ACTIVITY: When the string "title" is part of a line below, that line should be copied.

-- INPUT follows --

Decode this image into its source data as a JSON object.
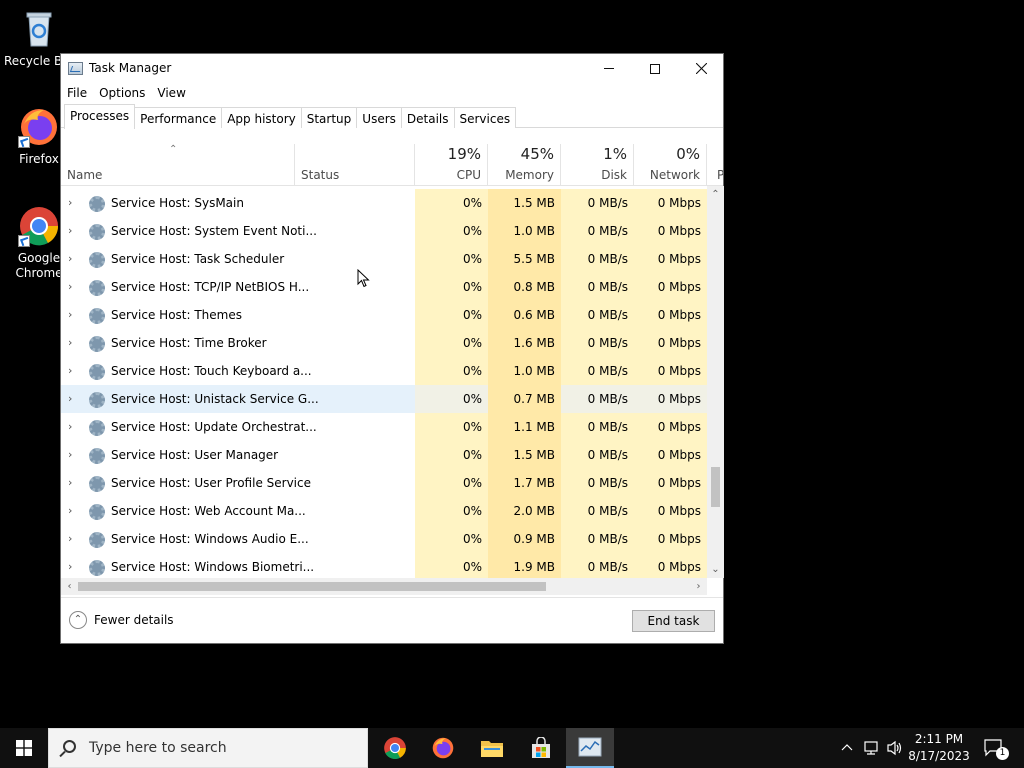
{
  "desktop": {
    "icons": [
      {
        "label": "Recycle Bin"
      },
      {
        "label": "Firefox"
      },
      {
        "label": "Google Chrome"
      }
    ]
  },
  "window": {
    "title": "Task Manager",
    "menu": [
      "File",
      "Options",
      "View"
    ],
    "tabs": [
      "Processes",
      "Performance",
      "App history",
      "Startup",
      "Users",
      "Details",
      "Services"
    ],
    "active_tab": "Processes",
    "columns": {
      "name": "Name",
      "status": "Status",
      "cpu": {
        "label": "CPU",
        "pct": "19%"
      },
      "memory": {
        "label": "Memory",
        "pct": "45%"
      },
      "disk": {
        "label": "Disk",
        "pct": "1%"
      },
      "network": {
        "label": "Network",
        "pct": "0%"
      },
      "power": "P"
    },
    "rows": [
      {
        "name": "Service Host: SysMain",
        "cpu": "0%",
        "mem": "1.5 MB",
        "disk": "0 MB/s",
        "net": "0 Mbps"
      },
      {
        "name": "Service Host: System Event Noti...",
        "cpu": "0%",
        "mem": "1.0 MB",
        "disk": "0 MB/s",
        "net": "0 Mbps"
      },
      {
        "name": "Service Host: Task Scheduler",
        "cpu": "0%",
        "mem": "5.5 MB",
        "disk": "0 MB/s",
        "net": "0 Mbps"
      },
      {
        "name": "Service Host: TCP/IP NetBIOS H...",
        "cpu": "0%",
        "mem": "0.8 MB",
        "disk": "0 MB/s",
        "net": "0 Mbps"
      },
      {
        "name": "Service Host: Themes",
        "cpu": "0%",
        "mem": "0.6 MB",
        "disk": "0 MB/s",
        "net": "0 Mbps"
      },
      {
        "name": "Service Host: Time Broker",
        "cpu": "0%",
        "mem": "1.6 MB",
        "disk": "0 MB/s",
        "net": "0 Mbps"
      },
      {
        "name": "Service Host: Touch Keyboard a...",
        "cpu": "0%",
        "mem": "1.0 MB",
        "disk": "0 MB/s",
        "net": "0 Mbps"
      },
      {
        "name": "Service Host: Unistack Service G...",
        "cpu": "0%",
        "mem": "0.7 MB",
        "disk": "0 MB/s",
        "net": "0 Mbps",
        "selected": true
      },
      {
        "name": "Service Host: Update Orchestrat...",
        "cpu": "0%",
        "mem": "1.1 MB",
        "disk": "0 MB/s",
        "net": "0 Mbps"
      },
      {
        "name": "Service Host: User Manager",
        "cpu": "0%",
        "mem": "1.5 MB",
        "disk": "0 MB/s",
        "net": "0 Mbps"
      },
      {
        "name": "Service Host: User Profile Service",
        "cpu": "0%",
        "mem": "1.7 MB",
        "disk": "0 MB/s",
        "net": "0 Mbps"
      },
      {
        "name": "Service Host: Web Account Ma...",
        "cpu": "0%",
        "mem": "2.0 MB",
        "disk": "0 MB/s",
        "net": "0 Mbps"
      },
      {
        "name": "Service Host: Windows Audio E...",
        "cpu": "0%",
        "mem": "0.9 MB",
        "disk": "0 MB/s",
        "net": "0 Mbps"
      },
      {
        "name": "Service Host: Windows Biometri...",
        "cpu": "0%",
        "mem": "1.9 MB",
        "disk": "0 MB/s",
        "net": "0 Mbps"
      }
    ],
    "footer": {
      "fewer_details": "Fewer details",
      "end_task": "End task"
    }
  },
  "taskbar": {
    "search_placeholder": "Type here to search",
    "apps": [
      "chrome-icon",
      "firefox-icon",
      "file-explorer-icon",
      "store-icon",
      "task-manager-icon"
    ],
    "time": "2:11 PM",
    "date": "8/17/2023",
    "notification_count": "1"
  }
}
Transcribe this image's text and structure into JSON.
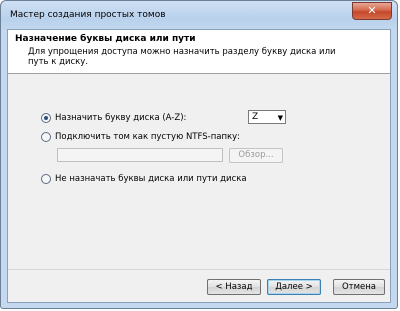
{
  "window": {
    "title": "Мастер создания простых томов",
    "close_glyph": "✕"
  },
  "header": {
    "title": "Назначение буквы диска или пути",
    "description": "Для упрощения доступа можно назначить разделу букву диска или путь к диску."
  },
  "options": {
    "assign_letter": {
      "label": "Назначить букву диска (A-Z):",
      "checked": true
    },
    "mount_folder": {
      "label": "Подключить том как пустую NTFS-папку:",
      "checked": false
    },
    "no_letter": {
      "label": "Не назначать буквы диска или пути диска",
      "checked": false
    }
  },
  "drive_select": {
    "value": "Z",
    "arrow": "▼"
  },
  "folder_path": {
    "value": ""
  },
  "buttons": {
    "browse": "Обзор...",
    "back": "< Назад",
    "next": "Далее >",
    "cancel": "Отмена"
  }
}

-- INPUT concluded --

SOLUTION FOR THIS EXERCISE:
    "title": "Task Manager",
    "title": "Мастер создания простых томов",
    "title": "Назначение буквы диска или пути",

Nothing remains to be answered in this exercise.